Science Has a Dead-Simple Suggestion to Boost Happiness
Sometimes it’s just one of those days–the traffic was terrible, your meeting went poorly, your new client is proving insane, even your hair isn’t looking its best. Then the world is piling on reasons for grumpiness, it can feel like the only thing to do is crawl into bed and hope for better luck tomorrow. But according to a huge new study, getting out of your funk may be way easier that you realize.
It’s as simple as standing up.
For the study, researchers at Cambridge University and the University of Essex used a smartphone app to gather real-time information on the moods and activities of more than 10,000 participants. When they boiled down this massive data set, they came to a simple conclusion: If you want to be happier instantly, just stand up and move around.

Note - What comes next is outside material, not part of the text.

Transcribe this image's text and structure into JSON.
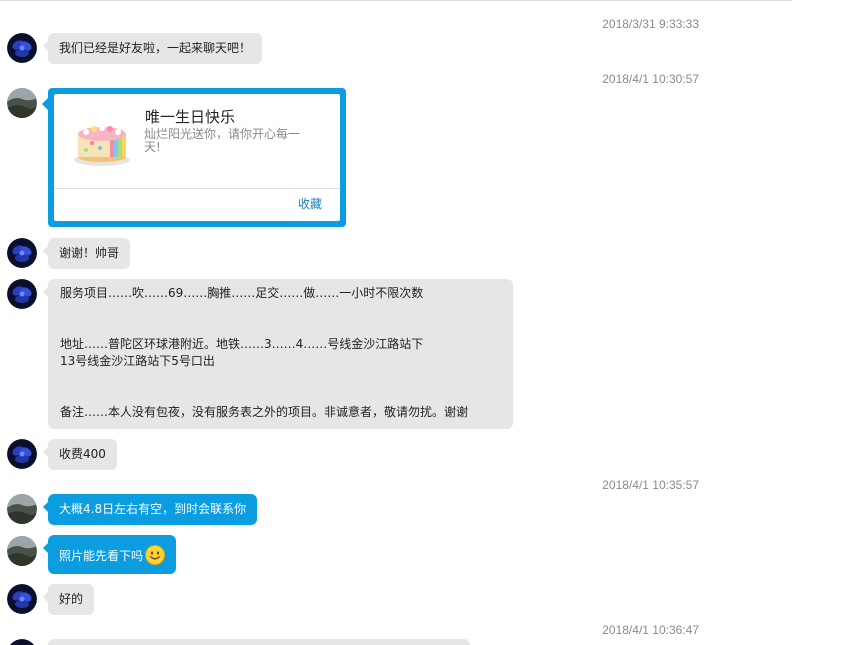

“Our data show that happy people are more active in general,” said Cambridge’s Jason Rentfrow, the paper’s lead author. “However, our analyses also indicated that periods of physical activity led to increased positive mood, regardless of individuals’ baseline happiness.” In short, it’s not just that active people also happen to be happier. Physical activity actually makes your happy. And it doesn’t take much.
“What we’ve found is that in order to be happier, you don’t have to go out and run a marathon–all you’ve really got to do is periodically engage in slight physical activity throughout the day,” Rentfrow goes on to say.
The unbelievable (but research-backed) benefits of just a bit of activity.
It’s a compelling result, and one that adds to a long list of previous studies showing that simply bringing a bit more movement into your day can have outsized benefits, not just on your mood, but on your health, thinking, and maybe even creativity.
For instance, previous research shows that short, periodic strolls are enough to counteract the truly horrible health effects of sitting all day, while another study found simply standing up boosts your brainpower by 7 percent. Yet another recent finding linked physical movements, like pacing and gesturing, with creativity in kids. And some kinds of fun and not-too-strenuous activity (like climbing a tree) have even been shown to boost memory.
So I ask you: When’s the last time you stood up and took a walk around? Maybe you should do that now.